## Excerpts from an interface dataset:
⁂

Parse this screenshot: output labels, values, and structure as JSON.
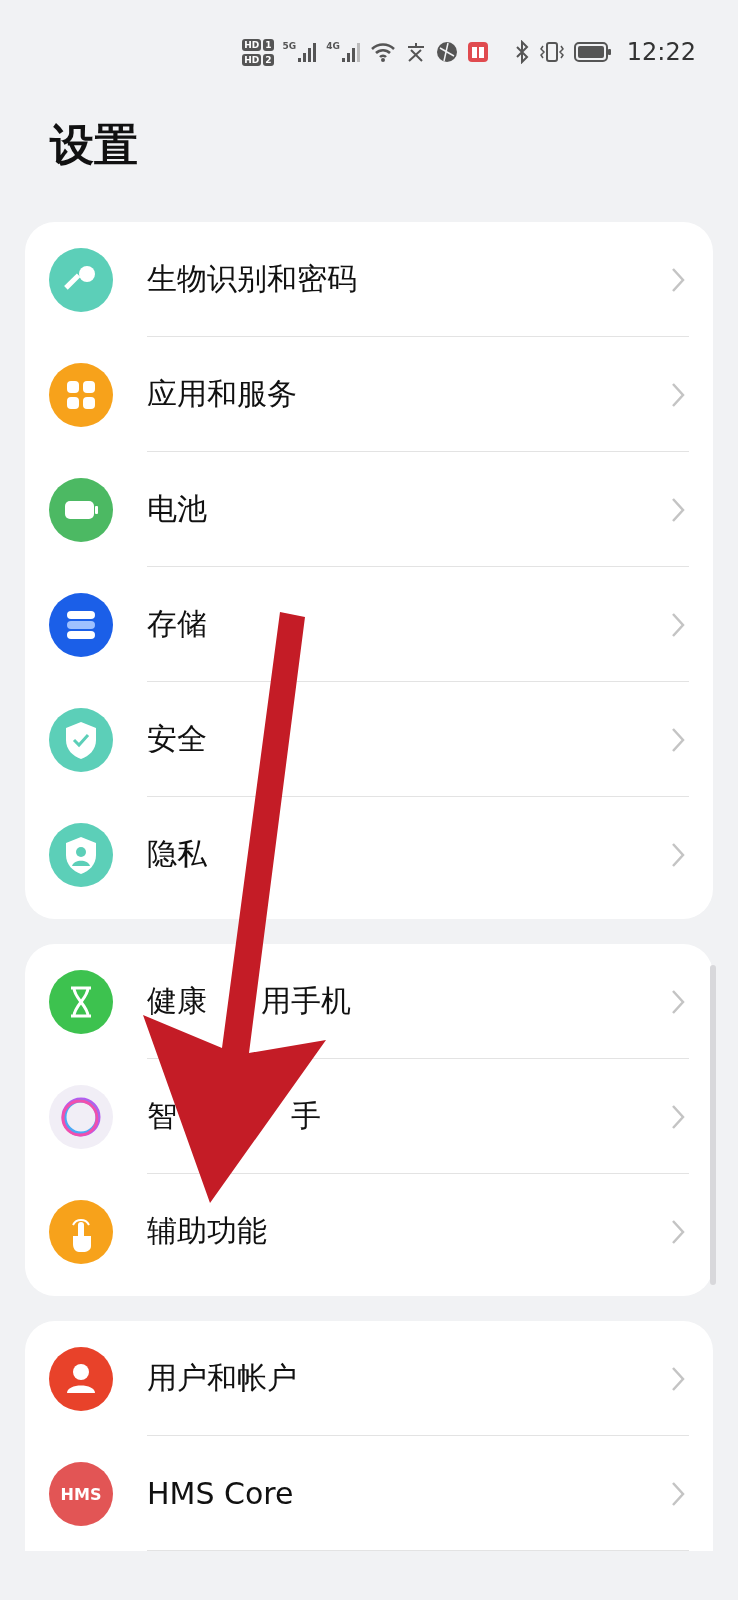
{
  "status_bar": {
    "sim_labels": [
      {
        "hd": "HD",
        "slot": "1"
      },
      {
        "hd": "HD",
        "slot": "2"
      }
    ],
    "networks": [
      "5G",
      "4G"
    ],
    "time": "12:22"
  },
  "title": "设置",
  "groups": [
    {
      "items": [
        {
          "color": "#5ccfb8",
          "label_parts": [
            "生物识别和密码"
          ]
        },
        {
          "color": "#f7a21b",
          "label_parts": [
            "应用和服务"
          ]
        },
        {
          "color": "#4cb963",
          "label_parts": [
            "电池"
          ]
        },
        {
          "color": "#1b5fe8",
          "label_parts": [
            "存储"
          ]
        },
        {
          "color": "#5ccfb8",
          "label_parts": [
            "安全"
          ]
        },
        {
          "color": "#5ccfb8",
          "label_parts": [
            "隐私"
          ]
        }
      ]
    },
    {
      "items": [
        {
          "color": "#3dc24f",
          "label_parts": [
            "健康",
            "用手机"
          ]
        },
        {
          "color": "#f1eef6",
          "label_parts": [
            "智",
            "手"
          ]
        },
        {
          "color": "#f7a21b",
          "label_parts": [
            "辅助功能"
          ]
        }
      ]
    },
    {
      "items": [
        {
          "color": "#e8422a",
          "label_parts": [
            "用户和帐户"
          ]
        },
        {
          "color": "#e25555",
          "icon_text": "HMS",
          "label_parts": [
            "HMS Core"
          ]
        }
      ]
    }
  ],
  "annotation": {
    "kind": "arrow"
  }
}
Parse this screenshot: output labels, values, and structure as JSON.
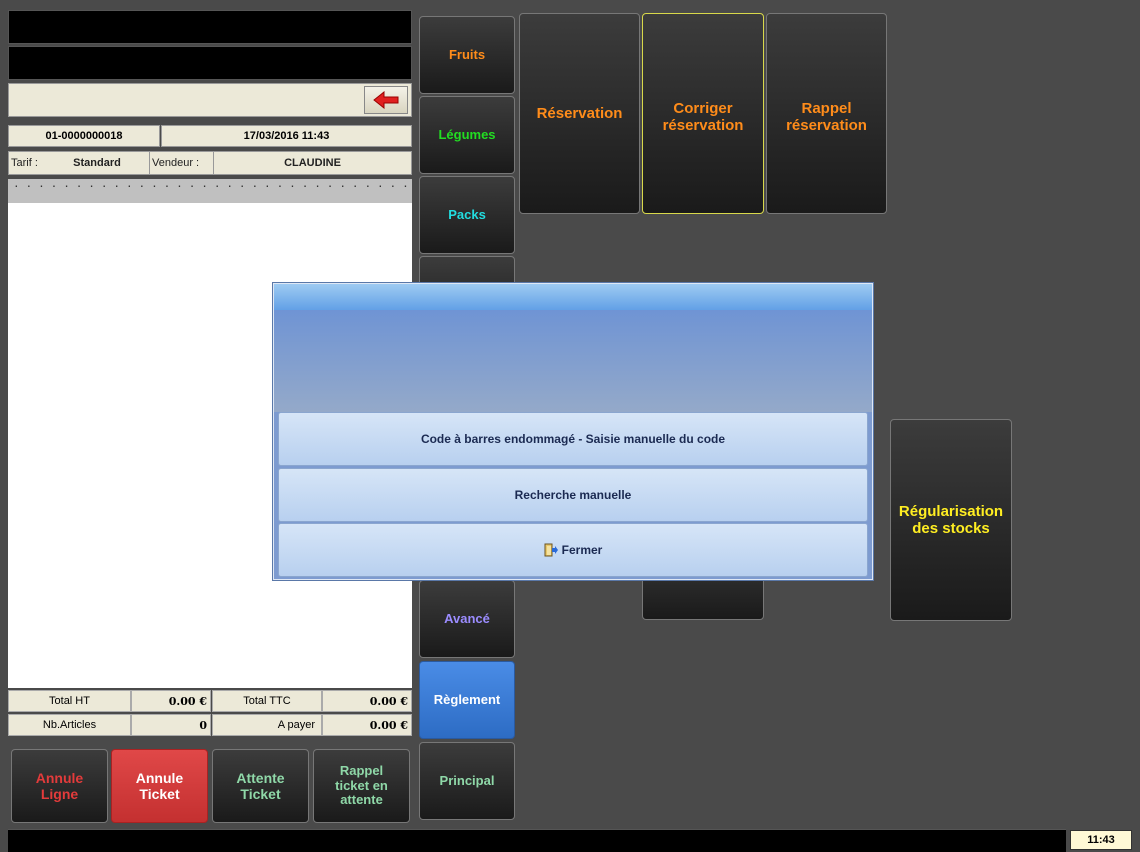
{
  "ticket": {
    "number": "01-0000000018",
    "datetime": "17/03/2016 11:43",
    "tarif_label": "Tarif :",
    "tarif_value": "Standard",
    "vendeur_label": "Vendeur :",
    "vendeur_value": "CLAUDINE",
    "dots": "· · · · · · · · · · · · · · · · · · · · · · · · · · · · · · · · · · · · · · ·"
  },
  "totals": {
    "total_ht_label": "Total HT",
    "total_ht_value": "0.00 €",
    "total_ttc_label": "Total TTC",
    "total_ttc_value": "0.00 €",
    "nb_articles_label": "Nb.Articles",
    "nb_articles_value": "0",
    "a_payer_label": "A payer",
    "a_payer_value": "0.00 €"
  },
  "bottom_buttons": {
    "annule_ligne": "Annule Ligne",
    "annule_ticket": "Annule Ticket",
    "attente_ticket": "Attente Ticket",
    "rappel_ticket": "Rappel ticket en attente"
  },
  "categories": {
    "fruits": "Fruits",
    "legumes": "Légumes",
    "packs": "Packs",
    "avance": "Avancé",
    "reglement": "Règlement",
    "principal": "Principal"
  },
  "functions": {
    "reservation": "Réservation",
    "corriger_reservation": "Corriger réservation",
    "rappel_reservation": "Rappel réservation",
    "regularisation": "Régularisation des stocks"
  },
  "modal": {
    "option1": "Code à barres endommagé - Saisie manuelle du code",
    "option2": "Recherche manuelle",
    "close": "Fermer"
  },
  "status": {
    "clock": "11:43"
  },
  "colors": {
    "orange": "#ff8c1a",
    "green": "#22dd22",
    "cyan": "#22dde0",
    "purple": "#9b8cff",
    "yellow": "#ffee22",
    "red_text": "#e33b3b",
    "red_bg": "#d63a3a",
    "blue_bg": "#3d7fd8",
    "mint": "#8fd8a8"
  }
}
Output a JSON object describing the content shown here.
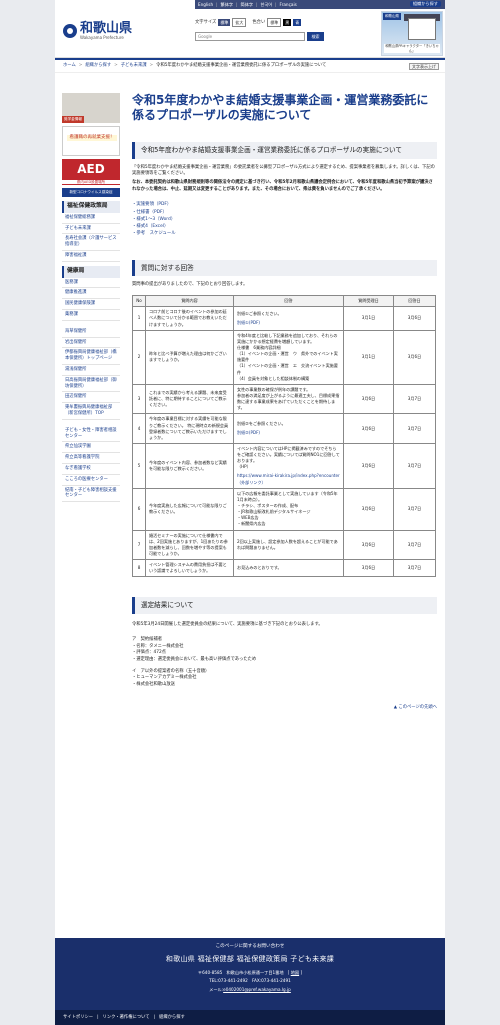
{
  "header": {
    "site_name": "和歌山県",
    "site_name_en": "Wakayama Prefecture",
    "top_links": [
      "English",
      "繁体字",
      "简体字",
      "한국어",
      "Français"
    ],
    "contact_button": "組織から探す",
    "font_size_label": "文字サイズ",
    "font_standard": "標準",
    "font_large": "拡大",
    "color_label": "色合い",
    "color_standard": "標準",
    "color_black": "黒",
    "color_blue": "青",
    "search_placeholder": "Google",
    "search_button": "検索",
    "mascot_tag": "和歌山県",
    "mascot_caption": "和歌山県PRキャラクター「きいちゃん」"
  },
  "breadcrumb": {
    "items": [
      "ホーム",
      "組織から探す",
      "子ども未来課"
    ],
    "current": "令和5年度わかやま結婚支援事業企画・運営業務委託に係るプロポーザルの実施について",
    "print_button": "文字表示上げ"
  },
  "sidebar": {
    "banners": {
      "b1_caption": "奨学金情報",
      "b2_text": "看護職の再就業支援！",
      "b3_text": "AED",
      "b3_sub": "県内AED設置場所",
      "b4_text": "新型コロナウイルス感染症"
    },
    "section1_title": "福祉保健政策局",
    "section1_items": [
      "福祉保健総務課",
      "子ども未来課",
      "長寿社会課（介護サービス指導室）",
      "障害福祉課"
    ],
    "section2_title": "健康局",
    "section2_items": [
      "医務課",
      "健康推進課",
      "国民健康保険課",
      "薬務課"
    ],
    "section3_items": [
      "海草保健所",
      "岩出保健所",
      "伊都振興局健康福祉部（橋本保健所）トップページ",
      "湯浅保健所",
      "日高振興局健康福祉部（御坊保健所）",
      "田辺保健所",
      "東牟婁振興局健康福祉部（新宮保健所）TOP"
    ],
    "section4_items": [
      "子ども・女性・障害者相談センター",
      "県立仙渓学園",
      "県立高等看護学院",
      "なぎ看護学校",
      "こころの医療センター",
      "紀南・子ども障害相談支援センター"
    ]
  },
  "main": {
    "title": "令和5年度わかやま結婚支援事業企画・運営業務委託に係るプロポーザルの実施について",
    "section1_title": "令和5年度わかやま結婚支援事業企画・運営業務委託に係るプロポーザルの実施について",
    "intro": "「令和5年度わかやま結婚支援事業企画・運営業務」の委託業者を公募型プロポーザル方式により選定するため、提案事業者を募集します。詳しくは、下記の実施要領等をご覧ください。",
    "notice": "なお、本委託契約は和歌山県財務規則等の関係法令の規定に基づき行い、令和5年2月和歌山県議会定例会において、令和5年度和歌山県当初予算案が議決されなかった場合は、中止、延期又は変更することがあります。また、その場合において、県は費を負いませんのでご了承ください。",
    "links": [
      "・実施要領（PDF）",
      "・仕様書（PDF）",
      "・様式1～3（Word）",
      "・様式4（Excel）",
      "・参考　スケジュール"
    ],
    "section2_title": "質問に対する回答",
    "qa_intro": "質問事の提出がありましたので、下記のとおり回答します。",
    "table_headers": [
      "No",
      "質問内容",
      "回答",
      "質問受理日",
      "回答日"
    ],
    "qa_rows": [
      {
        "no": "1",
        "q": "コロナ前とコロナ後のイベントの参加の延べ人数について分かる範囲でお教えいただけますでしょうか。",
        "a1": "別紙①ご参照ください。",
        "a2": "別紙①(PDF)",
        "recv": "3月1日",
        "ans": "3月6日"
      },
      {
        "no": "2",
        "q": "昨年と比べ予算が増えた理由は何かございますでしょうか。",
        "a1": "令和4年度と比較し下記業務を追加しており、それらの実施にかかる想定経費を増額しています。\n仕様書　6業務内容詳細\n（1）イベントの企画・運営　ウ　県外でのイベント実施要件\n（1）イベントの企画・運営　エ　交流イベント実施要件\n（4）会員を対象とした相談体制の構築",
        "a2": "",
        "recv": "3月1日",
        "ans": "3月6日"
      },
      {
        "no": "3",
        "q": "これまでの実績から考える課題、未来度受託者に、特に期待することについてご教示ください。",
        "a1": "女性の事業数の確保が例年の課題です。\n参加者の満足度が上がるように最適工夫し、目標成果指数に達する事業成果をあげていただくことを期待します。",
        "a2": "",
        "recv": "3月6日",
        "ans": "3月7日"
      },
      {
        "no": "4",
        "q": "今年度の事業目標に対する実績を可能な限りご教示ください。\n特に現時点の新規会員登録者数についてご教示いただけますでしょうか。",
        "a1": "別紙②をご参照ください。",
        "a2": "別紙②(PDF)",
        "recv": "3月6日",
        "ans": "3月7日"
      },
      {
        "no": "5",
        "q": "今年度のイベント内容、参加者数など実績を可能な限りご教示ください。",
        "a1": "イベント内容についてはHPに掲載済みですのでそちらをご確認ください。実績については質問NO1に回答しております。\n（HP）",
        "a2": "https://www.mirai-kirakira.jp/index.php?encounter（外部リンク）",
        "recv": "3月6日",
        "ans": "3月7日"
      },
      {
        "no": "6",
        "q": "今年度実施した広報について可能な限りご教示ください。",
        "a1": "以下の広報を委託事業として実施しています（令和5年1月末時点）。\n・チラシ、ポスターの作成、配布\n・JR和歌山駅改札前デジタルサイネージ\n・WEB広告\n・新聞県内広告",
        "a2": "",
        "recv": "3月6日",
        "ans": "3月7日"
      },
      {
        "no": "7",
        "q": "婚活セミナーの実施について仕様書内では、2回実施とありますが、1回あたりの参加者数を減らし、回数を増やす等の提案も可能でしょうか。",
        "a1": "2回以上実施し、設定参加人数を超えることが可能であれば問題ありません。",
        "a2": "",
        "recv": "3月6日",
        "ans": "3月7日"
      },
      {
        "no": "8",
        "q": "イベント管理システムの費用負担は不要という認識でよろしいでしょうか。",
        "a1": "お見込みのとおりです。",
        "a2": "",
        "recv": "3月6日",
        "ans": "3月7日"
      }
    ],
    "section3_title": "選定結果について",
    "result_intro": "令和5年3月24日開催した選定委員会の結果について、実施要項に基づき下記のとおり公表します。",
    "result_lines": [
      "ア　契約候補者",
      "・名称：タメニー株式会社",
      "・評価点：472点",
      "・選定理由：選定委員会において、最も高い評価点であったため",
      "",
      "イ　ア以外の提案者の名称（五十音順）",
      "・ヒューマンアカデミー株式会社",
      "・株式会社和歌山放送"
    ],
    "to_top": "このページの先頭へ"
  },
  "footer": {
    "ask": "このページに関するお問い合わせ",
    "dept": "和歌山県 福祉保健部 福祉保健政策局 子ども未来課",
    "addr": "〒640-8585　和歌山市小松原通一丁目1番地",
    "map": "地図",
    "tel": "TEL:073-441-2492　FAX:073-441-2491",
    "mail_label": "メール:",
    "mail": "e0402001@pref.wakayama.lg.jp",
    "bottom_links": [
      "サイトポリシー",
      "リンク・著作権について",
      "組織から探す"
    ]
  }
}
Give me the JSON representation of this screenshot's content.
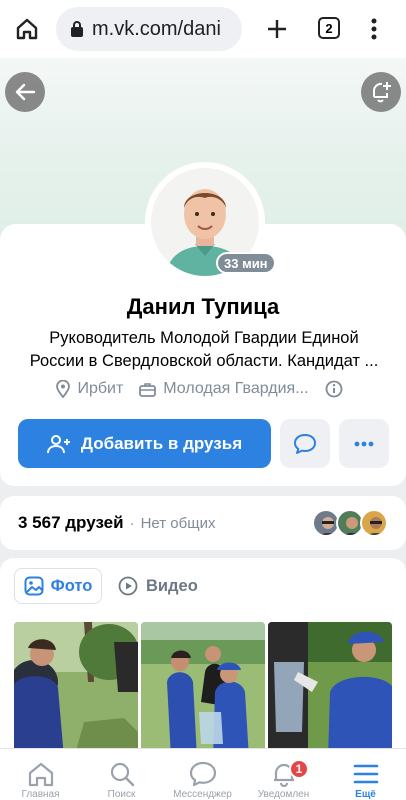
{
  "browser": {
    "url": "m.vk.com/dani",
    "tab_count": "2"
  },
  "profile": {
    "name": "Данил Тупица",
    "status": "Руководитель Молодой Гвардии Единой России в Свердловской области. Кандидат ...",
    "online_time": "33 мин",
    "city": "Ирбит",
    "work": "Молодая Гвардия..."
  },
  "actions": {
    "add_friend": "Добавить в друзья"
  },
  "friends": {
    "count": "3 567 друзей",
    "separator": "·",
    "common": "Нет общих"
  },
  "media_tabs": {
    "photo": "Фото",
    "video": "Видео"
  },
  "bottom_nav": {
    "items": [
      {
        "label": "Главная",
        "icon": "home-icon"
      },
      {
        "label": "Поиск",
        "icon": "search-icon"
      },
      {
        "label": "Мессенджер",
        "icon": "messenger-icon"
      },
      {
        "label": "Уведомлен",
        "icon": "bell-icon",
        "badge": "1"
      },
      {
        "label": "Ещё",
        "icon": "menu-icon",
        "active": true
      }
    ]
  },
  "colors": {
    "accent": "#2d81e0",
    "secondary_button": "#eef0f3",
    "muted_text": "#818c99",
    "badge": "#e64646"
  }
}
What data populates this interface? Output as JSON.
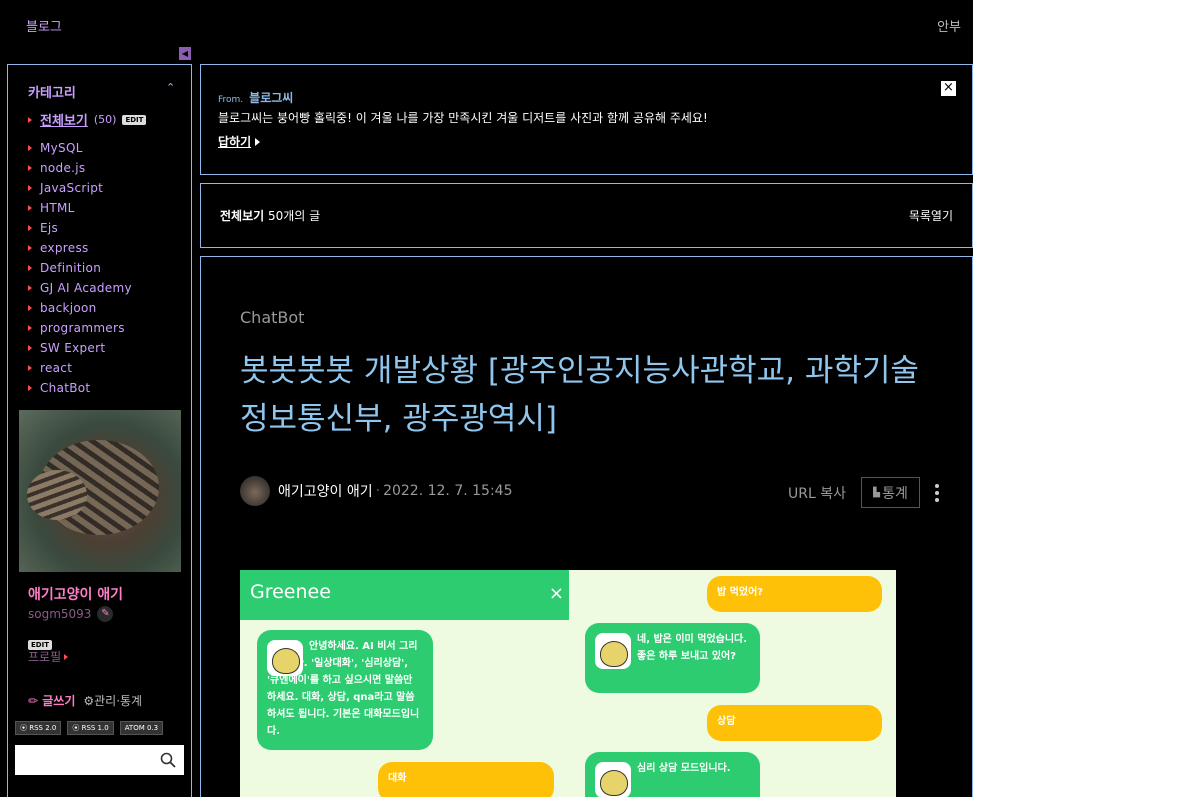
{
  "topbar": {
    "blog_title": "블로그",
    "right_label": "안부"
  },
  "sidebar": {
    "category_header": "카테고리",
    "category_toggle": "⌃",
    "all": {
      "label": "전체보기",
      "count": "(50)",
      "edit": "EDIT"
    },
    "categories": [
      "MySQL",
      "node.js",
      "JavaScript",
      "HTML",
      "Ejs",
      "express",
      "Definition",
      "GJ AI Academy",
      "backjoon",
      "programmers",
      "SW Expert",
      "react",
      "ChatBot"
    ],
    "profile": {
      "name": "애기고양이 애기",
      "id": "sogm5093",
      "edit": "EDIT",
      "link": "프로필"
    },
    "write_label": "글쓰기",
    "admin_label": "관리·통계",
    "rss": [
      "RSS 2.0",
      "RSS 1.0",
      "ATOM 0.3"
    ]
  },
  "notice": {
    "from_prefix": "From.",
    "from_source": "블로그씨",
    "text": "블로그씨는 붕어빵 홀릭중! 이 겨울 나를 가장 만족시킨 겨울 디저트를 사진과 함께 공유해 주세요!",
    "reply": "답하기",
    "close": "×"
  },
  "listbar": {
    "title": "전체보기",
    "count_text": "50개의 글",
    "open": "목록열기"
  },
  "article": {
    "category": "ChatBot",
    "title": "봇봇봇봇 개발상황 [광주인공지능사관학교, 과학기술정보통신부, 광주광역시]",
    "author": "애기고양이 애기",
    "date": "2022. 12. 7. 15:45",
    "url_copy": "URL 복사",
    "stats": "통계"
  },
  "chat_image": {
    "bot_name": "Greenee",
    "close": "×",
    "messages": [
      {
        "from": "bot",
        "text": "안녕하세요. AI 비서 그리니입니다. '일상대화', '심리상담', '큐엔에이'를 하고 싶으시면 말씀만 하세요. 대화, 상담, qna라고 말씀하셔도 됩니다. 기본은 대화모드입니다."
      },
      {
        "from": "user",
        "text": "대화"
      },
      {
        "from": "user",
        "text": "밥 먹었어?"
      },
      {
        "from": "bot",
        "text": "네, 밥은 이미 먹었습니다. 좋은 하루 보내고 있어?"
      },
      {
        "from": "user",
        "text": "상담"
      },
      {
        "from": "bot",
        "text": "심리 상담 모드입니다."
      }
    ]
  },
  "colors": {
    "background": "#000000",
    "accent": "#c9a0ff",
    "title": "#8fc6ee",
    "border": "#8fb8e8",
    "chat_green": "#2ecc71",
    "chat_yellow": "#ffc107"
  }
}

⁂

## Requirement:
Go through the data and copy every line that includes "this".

## Written solution:
Parse this screenshot: output labels, values, and structure as JSON.
Parse this screenshot: output labels, values, and structure as JSON.
Give me the JSON representation of this screenshot's content.
What data populates this interface? Output as JSON.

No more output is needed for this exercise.